Secretary Dillon has replied to the joint letter he received from the Secretary of Finance and the Governor of the Central Bank of the Philippines stating that the Treasury Department is willing to begin negotiations promptly on an agreement covering money from the Stabilization [Page 803] Fund.4 This reply does not mention a figure or terms. These will be determined during the course of negotiations. These resources will carry the Philippines over the period of stringency through August and the end of 1962.


It is recommended that you reply to President Macapagal along the lines of the enclosed draft letter (Enclosure No. 1).5

Dean Rusk6
  1. Source: Kennedy Library, National Security Files, Countries Series, Philippines, General, 6/62–7/62. Official Use Only. The Department of State copy of this memorandum indicates it was drafted by Matilda L. Milne (Officer in Charge of Exchange Rates and Systems, Bureau of Economic Affairs) and Jarvis of SPA, and cleared by Bell, Peterson, Leonard Weiss (Director of the Office of Trade and Finance, Bureau of Economic Affairs), Isaiah Frank (Special Assistant to the Assistant Secretary of State for Economic Affairs), Heyl of AID, Diehl of Treasury, Irvine of the Federal Reserve Board, U.S. Executive Director of the IMF Southard, and Houston of the Export-Import Bank. A note on the memorandum indicates it was signed by Rusk. (Department of State, Central Files, 896.10/6–1165)
  2. See Document 364.
  3. Attached but not printed; see footnote 1, Document 364.
  4. Not attached, but a copy is attached to a May 23 memorandum from Brubeck to McGeorge Bundy in the Kennedy Library, National Security Files, Countries Series, Philippines, General, 6/62–7/62.
  5. Castillo’s letter to Dillon of May 16 is attached to Brubeck’s May 23 memorandum to Bundy. On May 25, Dillon replied that the U.S. Treasury was ready to begin negotiations of an agreement covering use by the Philippine Government of resources of the Treasury Stabilization Fund. (Department of State, FE/SPA Files: Lot 64 D 523, Stabilization, 7.9)
  6. The attached reply to Macapagal, approved by the President on June 14, reiterated that the United States was prepared to provide funds to ensure the success of the Philippine program, but then added the qualifications presented to the President in the last three paragraphs of the memorandum from Rusk.

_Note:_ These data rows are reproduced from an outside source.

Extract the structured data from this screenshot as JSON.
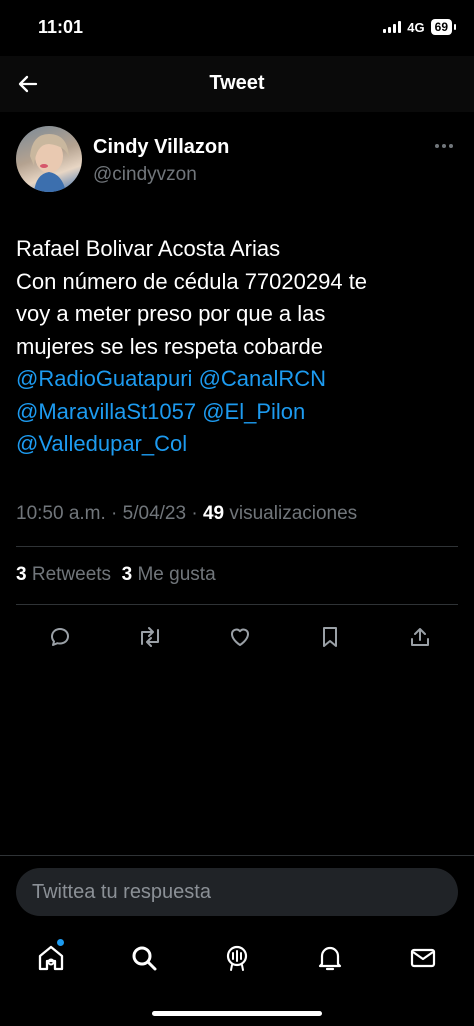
{
  "status_bar": {
    "time": "11:01",
    "network": "4G",
    "battery": "69"
  },
  "header": {
    "title": "Tweet"
  },
  "author": {
    "display_name": "Cindy Villazon",
    "handle": "@cindyvzon"
  },
  "tweet": {
    "lines": [
      "Rafael Bolivar Acosta Arias",
      "Con número de cédula 77020294 te",
      "voy a meter preso por que a las",
      "mujeres se les respeta cobarde"
    ],
    "mentions": [
      "@RadioGuatapuri",
      "@CanalRCN",
      "@MaravillaSt1057",
      "@El_Pilon",
      "@Valledupar_Col"
    ],
    "time": "10:50 a.m.",
    "separator": " · ",
    "date": "5/04/23",
    "views_count": "49",
    "views_label": "visualizaciones"
  },
  "stats": {
    "retweets_count": "3",
    "retweets_label": "Retweets",
    "likes_count": "3",
    "likes_label": "Me gusta"
  },
  "actions": [
    "reply-icon",
    "retweet-icon",
    "like-icon",
    "bookmark-icon",
    "share-icon"
  ],
  "reply": {
    "placeholder": "Twittea tu respuesta"
  },
  "tabs": [
    "home-icon",
    "search-icon",
    "spaces-icon",
    "notifications-icon",
    "messages-icon"
  ],
  "colors": {
    "accent": "#1d9bf0",
    "background": "#000000",
    "secondary_text": "#71767b",
    "divider": "#2f3336"
  }
}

The letter was sent to the Embassy in Manila in telegram 1529, June 14. (Department of State, Central Files, 896.10/6–1462)
  7. Printed from a copy that indicates Rusk signed the original.